> [PROBLEM REQUIREMENTS]: What follows is a set of records. Copy them exactly and leave out the images.

-------- DATA --------

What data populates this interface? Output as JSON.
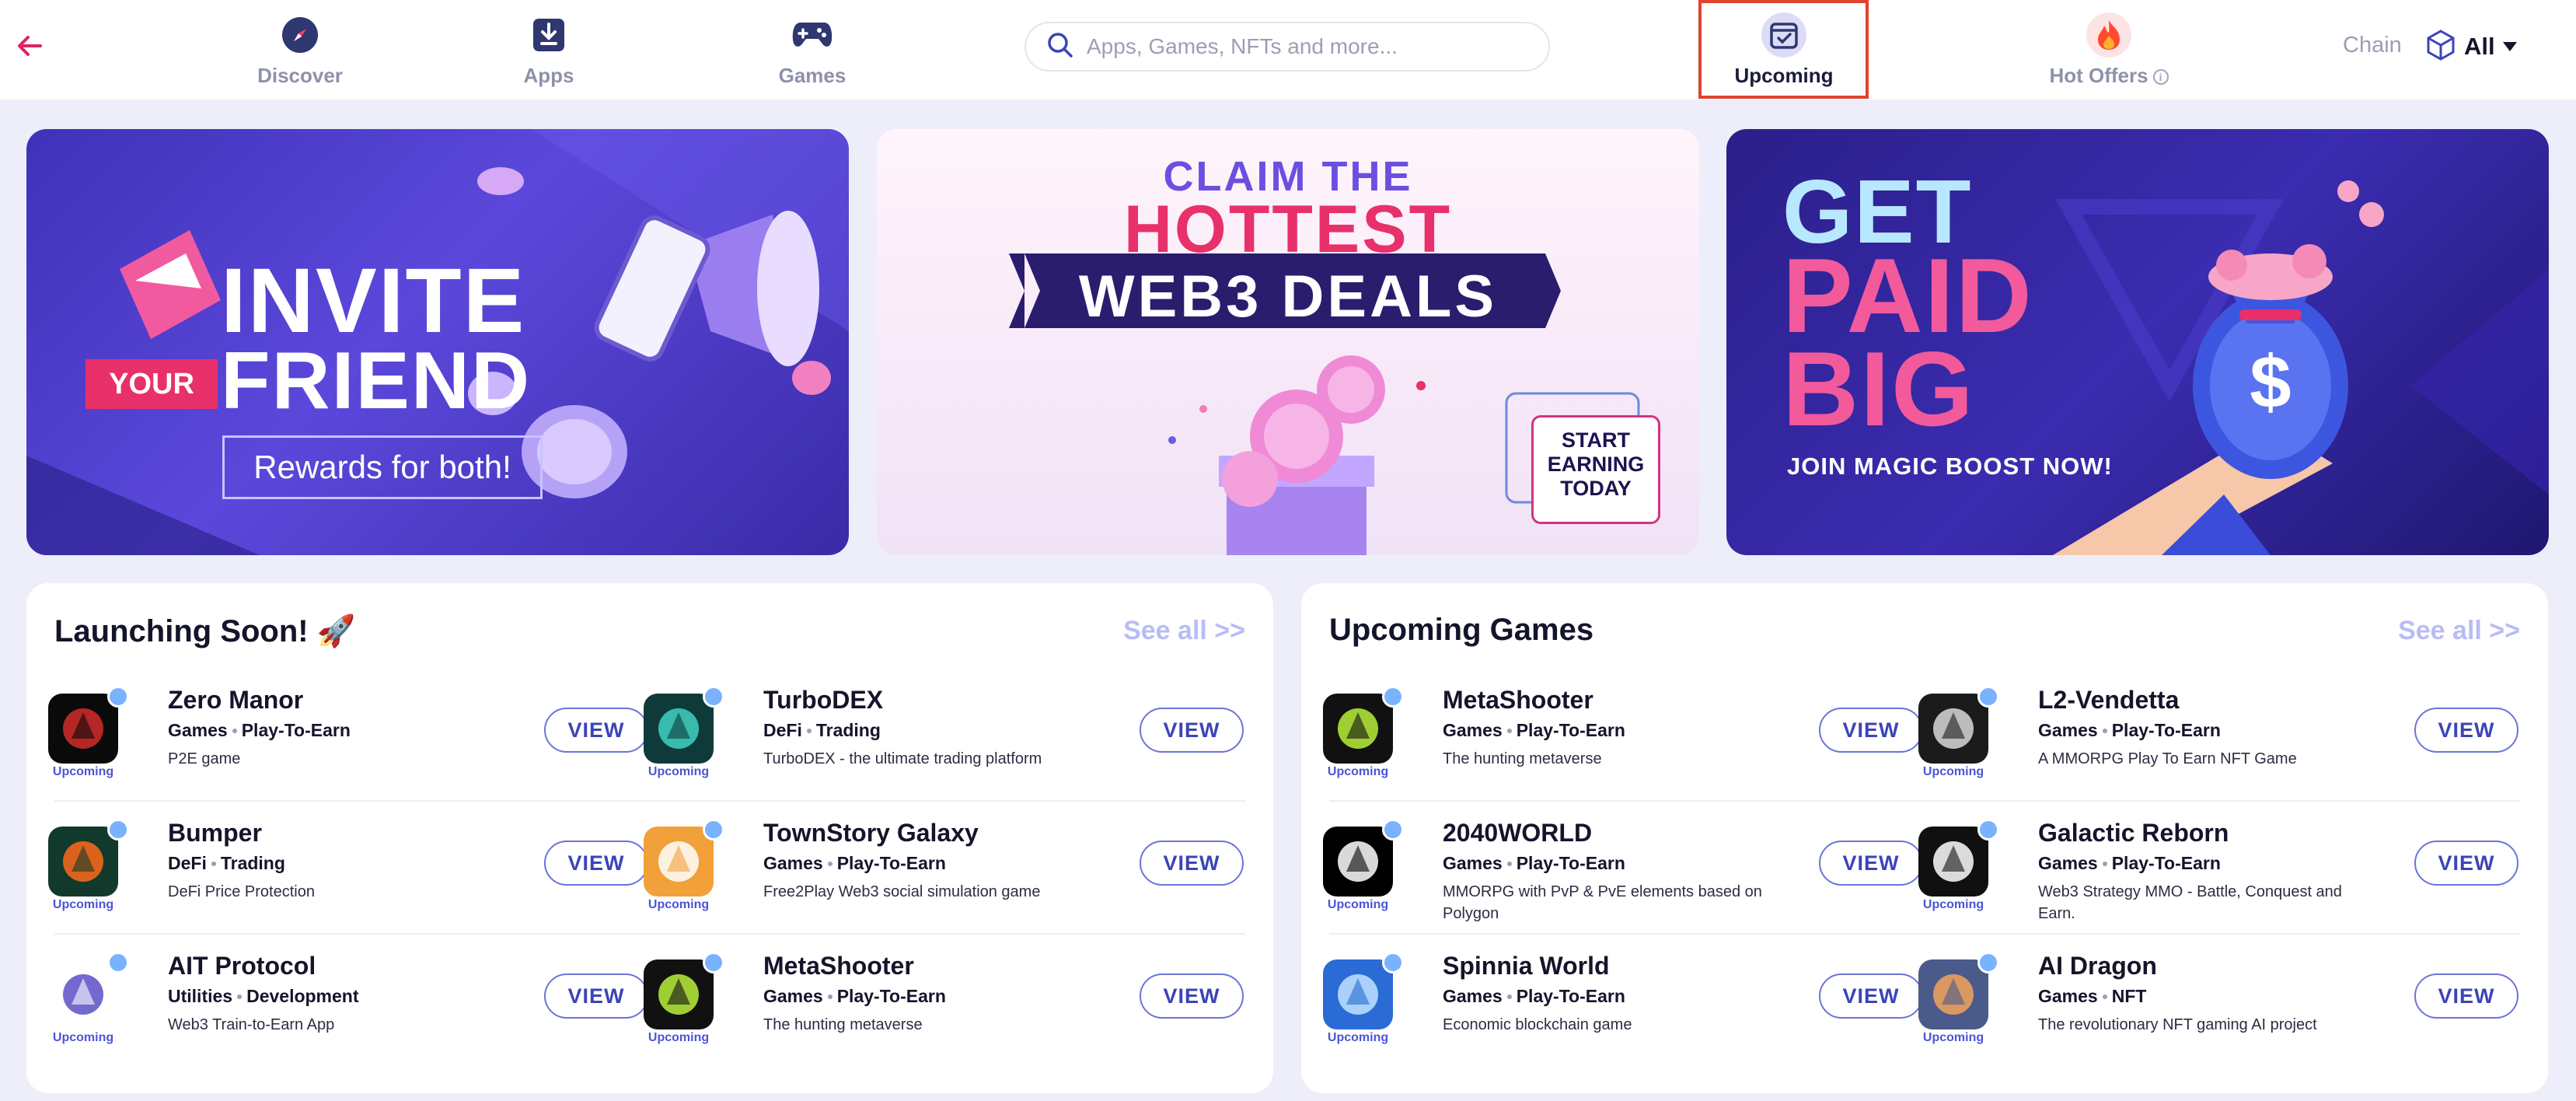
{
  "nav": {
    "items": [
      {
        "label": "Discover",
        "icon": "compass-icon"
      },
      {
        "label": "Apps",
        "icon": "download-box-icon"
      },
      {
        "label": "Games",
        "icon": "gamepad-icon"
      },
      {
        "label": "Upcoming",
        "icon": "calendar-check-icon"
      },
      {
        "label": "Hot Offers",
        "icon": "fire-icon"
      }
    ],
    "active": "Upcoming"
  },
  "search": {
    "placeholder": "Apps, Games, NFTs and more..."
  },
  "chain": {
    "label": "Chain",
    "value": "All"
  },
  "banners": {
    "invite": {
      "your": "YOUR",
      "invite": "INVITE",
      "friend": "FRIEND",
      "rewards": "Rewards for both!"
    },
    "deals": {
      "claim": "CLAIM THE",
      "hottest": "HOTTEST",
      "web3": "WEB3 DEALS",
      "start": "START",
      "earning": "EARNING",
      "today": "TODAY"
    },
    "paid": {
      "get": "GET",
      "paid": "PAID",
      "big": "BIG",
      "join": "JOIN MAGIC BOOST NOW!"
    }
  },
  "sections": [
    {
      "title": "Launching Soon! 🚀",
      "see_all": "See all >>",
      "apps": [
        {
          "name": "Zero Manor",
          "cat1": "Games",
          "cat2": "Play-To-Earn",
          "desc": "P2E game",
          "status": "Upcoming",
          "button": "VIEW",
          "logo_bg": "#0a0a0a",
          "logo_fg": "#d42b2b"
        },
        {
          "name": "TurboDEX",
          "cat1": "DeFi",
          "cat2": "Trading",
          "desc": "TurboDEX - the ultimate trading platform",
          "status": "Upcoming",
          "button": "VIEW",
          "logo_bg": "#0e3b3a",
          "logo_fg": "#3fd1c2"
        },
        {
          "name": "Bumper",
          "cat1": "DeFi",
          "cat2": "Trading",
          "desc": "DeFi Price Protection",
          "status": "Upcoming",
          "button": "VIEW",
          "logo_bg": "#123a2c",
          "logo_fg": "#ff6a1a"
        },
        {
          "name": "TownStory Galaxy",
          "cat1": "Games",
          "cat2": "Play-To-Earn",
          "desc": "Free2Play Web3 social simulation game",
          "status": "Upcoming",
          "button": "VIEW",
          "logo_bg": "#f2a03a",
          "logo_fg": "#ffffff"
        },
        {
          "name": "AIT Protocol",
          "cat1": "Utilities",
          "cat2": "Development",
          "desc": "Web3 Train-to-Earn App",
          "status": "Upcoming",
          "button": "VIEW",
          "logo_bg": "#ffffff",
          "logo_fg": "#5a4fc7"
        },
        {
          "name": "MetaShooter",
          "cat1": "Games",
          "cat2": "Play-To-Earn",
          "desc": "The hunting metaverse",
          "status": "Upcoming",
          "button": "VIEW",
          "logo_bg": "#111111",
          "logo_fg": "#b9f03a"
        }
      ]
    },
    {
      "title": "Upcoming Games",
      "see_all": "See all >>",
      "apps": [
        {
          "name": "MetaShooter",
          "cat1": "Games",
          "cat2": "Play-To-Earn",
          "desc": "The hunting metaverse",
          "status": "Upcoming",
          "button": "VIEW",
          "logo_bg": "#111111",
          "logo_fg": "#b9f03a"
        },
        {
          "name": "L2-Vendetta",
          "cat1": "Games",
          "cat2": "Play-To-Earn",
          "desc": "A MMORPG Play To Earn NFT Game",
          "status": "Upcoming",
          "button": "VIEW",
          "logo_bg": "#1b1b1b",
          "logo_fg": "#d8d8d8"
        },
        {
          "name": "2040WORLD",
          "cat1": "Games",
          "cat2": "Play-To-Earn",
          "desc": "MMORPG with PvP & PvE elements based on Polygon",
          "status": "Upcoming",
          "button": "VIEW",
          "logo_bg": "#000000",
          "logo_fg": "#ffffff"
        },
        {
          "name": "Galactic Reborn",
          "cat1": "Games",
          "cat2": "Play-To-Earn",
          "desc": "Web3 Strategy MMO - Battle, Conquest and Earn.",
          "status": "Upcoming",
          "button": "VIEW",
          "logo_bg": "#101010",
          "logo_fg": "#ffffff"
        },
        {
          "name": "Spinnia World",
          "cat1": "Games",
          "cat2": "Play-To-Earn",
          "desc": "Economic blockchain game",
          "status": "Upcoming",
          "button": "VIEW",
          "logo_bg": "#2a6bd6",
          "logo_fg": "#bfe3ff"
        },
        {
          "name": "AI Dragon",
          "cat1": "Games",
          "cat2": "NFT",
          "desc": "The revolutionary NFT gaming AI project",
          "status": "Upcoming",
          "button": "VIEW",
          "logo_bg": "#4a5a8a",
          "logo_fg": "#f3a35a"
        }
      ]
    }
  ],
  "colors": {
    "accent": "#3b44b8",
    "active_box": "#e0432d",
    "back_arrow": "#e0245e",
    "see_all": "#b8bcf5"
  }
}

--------

> [SOLUTION]:
What data populates this interface? Output as JSON.
{
  "nav": {
    "items": [
      {
        "label": "Discover",
        "icon": "compass-icon"
      },
      {
        "label": "Apps",
        "icon": "download-box-icon"
      },
      {
        "label": "Games",
        "icon": "gamepad-icon"
      },
      {
        "label": "Upcoming",
        "icon": "calendar-check-icon"
      },
      {
        "label": "Hot Offers",
        "icon": "fire-icon"
      }
    ],
    "active": "Upcoming"
  },
  "search": {
    "placeholder": "Apps, Games, NFTs and more..."
  },
  "chain": {
    "label": "Chain",
    "value": "All"
  },
  "banners": {
    "invite": {
      "your": "YOUR",
      "invite": "INVITE",
      "friend": "FRIEND",
      "rewards": "Rewards for both!"
    },
    "deals": {
      "claim": "CLAIM THE",
      "hottest": "HOTTEST",
      "web3": "WEB3 DEALS",
      "start": "START",
      "earning": "EARNING",
      "today": "TODAY"
    },
    "paid": {
      "get": "GET",
      "paid": "PAID",
      "big": "BIG",
      "join": "JOIN MAGIC BOOST NOW!"
    }
  },
  "sections": [
    {
      "title": "Launching Soon! 🚀",
      "see_all": "See all >>",
      "apps": [
        {
          "name": "Zero Manor",
          "cat1": "Games",
          "cat2": "Play-To-Earn",
          "desc": "P2E game",
          "status": "Upcoming",
          "button": "VIEW",
          "logo_bg": "#0a0a0a",
          "logo_fg": "#d42b2b"
        },
        {
          "name": "TurboDEX",
          "cat1": "DeFi",
          "cat2": "Trading",
          "desc": "TurboDEX - the ultimate trading platform",
          "status": "Upcoming",
          "button": "VIEW",
          "logo_bg": "#0e3b3a",
          "logo_fg": "#3fd1c2"
        },
        {
          "name": "Bumper",
          "cat1": "DeFi",
          "cat2": "Trading",
          "desc": "DeFi Price Protection",
          "status": "Upcoming",
          "button": "VIEW",
          "logo_bg": "#123a2c",
          "logo_fg": "#ff6a1a"
        },
        {
          "name": "TownStory Galaxy",
          "cat1": "Games",
          "cat2": "Play-To-Earn",
          "desc": "Free2Play Web3 social simulation game",
          "status": "Upcoming",
          "button": "VIEW",
          "logo_bg": "#f2a03a",
          "logo_fg": "#ffffff"
        },
        {
          "name": "AIT Protocol",
          "cat1": "Utilities",
          "cat2": "Development",
          "desc": "Web3 Train-to-Earn App",
          "status": "Upcoming",
          "button": "VIEW",
          "logo_bg": "#ffffff",
          "logo_fg": "#5a4fc7"
        },
        {
          "name": "MetaShooter",
          "cat1": "Games",
          "cat2": "Play-To-Earn",
          "desc": "The hunting metaverse",
          "status": "Upcoming",
          "button": "VIEW",
          "logo_bg": "#111111",
          "logo_fg": "#b9f03a"
        }
      ]
    },
    {
      "title": "Upcoming Games",
      "see_all": "See all >>",
      "apps": [
        {
          "name": "MetaShooter",
          "cat1": "Games",
          "cat2": "Play-To-Earn",
          "desc": "The hunting metaverse",
          "status": "Upcoming",
          "button": "VIEW",
          "logo_bg": "#111111",
          "logo_fg": "#b9f03a"
        },
        {
          "name": "L2-Vendetta",
          "cat1": "Games",
          "cat2": "Play-To-Earn",
          "desc": "A MMORPG Play To Earn NFT Game",
          "status": "Upcoming",
          "button": "VIEW",
          "logo_bg": "#1b1b1b",
          "logo_fg": "#d8d8d8"
        },
        {
          "name": "2040WORLD",
          "cat1": "Games",
          "cat2": "Play-To-Earn",
          "desc": "MMORPG with PvP & PvE elements based on Polygon",
          "status": "Upcoming",
          "button": "VIEW",
          "logo_bg": "#000000",
          "logo_fg": "#ffffff"
        },
        {
          "name": "Galactic Reborn",
          "cat1": "Games",
          "cat2": "Play-To-Earn",
          "desc": "Web3 Strategy MMO - Battle, Conquest and Earn.",
          "status": "Upcoming",
          "button": "VIEW",
          "logo_bg": "#101010",
          "logo_fg": "#ffffff"
        },
        {
          "name": "Spinnia World",
          "cat1": "Games",
          "cat2": "Play-To-Earn",
          "desc": "Economic blockchain game",
          "status": "Upcoming",
          "button": "VIEW",
          "logo_bg": "#2a6bd6",
          "logo_fg": "#bfe3ff"
        },
        {
          "name": "AI Dragon",
          "cat1": "Games",
          "cat2": "NFT",
          "desc": "The revolutionary NFT gaming AI project",
          "status": "Upcoming",
          "button": "VIEW",
          "logo_bg": "#4a5a8a",
          "logo_fg": "#f3a35a"
        }
      ]
    }
  ],
  "colors": {
    "accent": "#3b44b8",
    "active_box": "#e0432d",
    "back_arrow": "#e0245e",
    "see_all": "#b8bcf5"
  }
}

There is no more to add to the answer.